**Given entries**:
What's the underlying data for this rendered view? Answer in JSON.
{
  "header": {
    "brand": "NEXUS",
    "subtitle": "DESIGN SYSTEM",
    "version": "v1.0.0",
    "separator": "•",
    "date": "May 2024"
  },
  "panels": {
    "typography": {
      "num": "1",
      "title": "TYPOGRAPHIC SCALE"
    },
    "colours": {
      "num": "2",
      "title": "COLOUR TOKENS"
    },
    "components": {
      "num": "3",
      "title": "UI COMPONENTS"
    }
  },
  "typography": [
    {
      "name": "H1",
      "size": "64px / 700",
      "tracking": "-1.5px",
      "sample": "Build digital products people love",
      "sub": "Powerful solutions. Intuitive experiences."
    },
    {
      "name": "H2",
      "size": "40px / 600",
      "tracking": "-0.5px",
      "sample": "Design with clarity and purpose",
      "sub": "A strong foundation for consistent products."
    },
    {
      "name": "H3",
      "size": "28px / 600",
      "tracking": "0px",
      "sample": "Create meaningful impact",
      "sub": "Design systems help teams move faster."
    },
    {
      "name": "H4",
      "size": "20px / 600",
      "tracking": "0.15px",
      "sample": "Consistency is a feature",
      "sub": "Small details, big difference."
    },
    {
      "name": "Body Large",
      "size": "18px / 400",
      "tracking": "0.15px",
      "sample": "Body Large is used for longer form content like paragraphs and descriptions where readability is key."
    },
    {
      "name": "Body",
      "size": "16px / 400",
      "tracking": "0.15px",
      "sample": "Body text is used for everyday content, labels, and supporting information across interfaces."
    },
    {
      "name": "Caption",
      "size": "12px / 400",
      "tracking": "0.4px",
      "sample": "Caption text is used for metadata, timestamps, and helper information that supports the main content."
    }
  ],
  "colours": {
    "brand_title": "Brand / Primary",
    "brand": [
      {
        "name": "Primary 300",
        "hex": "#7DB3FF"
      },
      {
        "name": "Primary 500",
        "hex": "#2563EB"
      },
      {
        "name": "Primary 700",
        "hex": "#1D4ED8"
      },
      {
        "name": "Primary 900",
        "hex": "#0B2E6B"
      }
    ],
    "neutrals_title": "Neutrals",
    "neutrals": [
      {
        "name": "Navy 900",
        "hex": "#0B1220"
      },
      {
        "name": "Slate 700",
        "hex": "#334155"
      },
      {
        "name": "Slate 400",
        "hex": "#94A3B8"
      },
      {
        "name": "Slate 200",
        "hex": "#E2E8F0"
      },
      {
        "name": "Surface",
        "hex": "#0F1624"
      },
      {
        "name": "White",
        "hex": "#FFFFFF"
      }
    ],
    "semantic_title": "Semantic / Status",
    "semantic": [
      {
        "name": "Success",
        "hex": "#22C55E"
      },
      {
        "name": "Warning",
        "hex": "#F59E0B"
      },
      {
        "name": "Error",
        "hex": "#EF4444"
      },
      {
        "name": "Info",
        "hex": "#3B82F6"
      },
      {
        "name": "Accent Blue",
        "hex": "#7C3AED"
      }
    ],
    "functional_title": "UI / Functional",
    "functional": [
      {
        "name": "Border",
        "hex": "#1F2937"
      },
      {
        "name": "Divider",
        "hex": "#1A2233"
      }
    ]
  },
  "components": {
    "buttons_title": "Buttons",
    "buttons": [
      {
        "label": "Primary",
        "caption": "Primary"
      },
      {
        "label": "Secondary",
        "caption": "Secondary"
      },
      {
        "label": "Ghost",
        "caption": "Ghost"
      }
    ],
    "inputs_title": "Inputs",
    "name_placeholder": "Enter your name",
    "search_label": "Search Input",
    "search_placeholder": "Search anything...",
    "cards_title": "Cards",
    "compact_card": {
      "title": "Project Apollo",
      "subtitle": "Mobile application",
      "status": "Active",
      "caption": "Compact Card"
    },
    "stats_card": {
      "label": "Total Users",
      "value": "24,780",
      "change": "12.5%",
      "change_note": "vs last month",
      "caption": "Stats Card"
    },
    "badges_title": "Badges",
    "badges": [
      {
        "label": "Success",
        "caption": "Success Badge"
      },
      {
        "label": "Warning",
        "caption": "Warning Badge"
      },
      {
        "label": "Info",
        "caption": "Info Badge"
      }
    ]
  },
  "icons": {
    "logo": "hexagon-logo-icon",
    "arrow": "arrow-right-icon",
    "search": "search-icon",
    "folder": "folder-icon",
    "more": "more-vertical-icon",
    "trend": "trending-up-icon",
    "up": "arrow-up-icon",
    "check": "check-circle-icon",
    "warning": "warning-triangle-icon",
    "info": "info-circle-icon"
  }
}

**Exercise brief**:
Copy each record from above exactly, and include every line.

**Response to this task**:
What's the underlying data for this rendered view? Answer in JSON.
{
  "header": {
    "brand": "NEXUS",
    "subtitle": "DESIGN SYSTEM",
    "version": "v1.0.0",
    "separator": "•",
    "date": "May 2024"
  },
  "panels": {
    "typography": {
      "num": "1",
      "title": "TYPOGRAPHIC SCALE"
    },
    "colours": {
      "num": "2",
      "title": "COLOUR TOKENS"
    },
    "components": {
      "num": "3",
      "title": "UI COMPONENTS"
    }
  },
  "typography": [
    {
      "name": "H1",
      "size": "64px / 700",
      "tracking": "-1.5px",
      "sample": "Build digital products people love",
      "sub": "Powerful solutions. Intuitive experiences."
    },
    {
      "name": "H2",
      "size": "40px / 600",
      "tracking": "-0.5px",
      "sample": "Design with clarity and purpose",
      "sub": "A strong foundation for consistent products."
    },
    {
      "name": "H3",
      "size": "28px / 600",
      "tracking": "0px",
      "sample": "Create meaningful impact",
      "sub": "Design systems help teams move faster."
    },
    {
      "name": "H4",
      "size": "20px / 600",
      "tracking": "0.15px",
      "sample": "Consistency is a feature",
      "sub": "Small details, big difference."
    },
    {
      "name": "Body Large",
      "size": "18px / 400",
      "tracking": "0.15px",
      "sample": "Body Large is used for longer form content like paragraphs and descriptions where readability is key."
    },
    {
      "name": "Body",
      "size": "16px / 400",
      "tracking": "0.15px",
      "sample": "Body text is used for everyday content, labels, and supporting information across interfaces."
    },
    {
      "name": "Caption",
      "size": "12px / 400",
      "tracking": "0.4px",
      "sample": "Caption text is used for metadata, timestamps, and helper information that supports the main content."
    }
  ],
  "colours": {
    "brand_title": "Brand / Primary",
    "brand": [
      {
        "name": "Primary 300",
        "hex": "#7DB3FF"
      },
      {
        "name": "Primary 500",
        "hex": "#2563EB"
      },
      {
        "name": "Primary 700",
        "hex": "#1D4ED8"
      },
      {
        "name": "Primary 900",
        "hex": "#0B2E6B"
      }
    ],
    "neutrals_title": "Neutrals",
    "neutrals": [
      {
        "name": "Navy 900",
        "hex": "#0B1220"
      },
      {
        "name": "Slate 700",
        "hex": "#334155"
      },
      {
        "name": "Slate 400",
        "hex": "#94A3B8"
      },
      {
        "name": "Slate 200",
        "hex": "#E2E8F0"
      },
      {
        "name": "Surface",
        "hex": "#0F1624"
      },
      {
        "name": "White",
        "hex": "#FFFFFF"
      }
    ],
    "semantic_title": "Semantic / Status",
    "semantic": [
      {
        "name": "Success",
        "hex": "#22C55E"
      },
      {
        "name": "Warning",
        "hex": "#F59E0B"
      },
      {
        "name": "Error",
        "hex": "#EF4444"
      },
      {
        "name": "Info",
        "hex": "#3B82F6"
      },
      {
        "name": "Accent Blue",
        "hex": "#7C3AED"
      }
    ],
    "functional_title": "UI / Functional",
    "functional": [
      {
        "name": "Border",
        "hex": "#1F2937"
      },
      {
        "name": "Divider",
        "hex": "#1A2233"
      }
    ]
  },
  "components": {
    "buttons_title": "Buttons",
    "buttons": [
      {
        "label": "Primary",
        "caption": "Primary"
      },
      {
        "label": "Secondary",
        "caption": "Secondary"
      },
      {
        "label": "Ghost",
        "caption": "Ghost"
      }
    ],
    "inputs_title": "Inputs",
    "name_placeholder": "Enter your name",
    "search_label": "Search Input",
    "search_placeholder": "Search anything...",
    "cards_title": "Cards",
    "compact_card": {
      "title": "Project Apollo",
      "subtitle": "Mobile application",
      "status": "Active",
      "caption": "Compact Card"
    },
    "stats_card": {
      "label": "Total Users",
      "value": "24,780",
      "change": "12.5%",
      "change_note": "vs last month",
      "caption": "Stats Card"
    },
    "badges_title": "Badges",
    "badges": [
      {
        "label": "Success",
        "caption": "Success Badge"
      },
      {
        "label": "Warning",
        "caption": "Warning Badge"
      },
      {
        "label": "Info",
        "caption": "Info Badge"
      }
    ]
  },
  "icons": {
    "logo": "hexagon-logo-icon",
    "arrow": "arrow-right-icon",
    "search": "search-icon",
    "folder": "folder-icon",
    "more": "more-vertical-icon",
    "trend": "trending-up-icon",
    "up": "arrow-up-icon",
    "check": "check-circle-icon",
    "warning": "warning-triangle-icon",
    "info": "info-circle-icon"
  }
}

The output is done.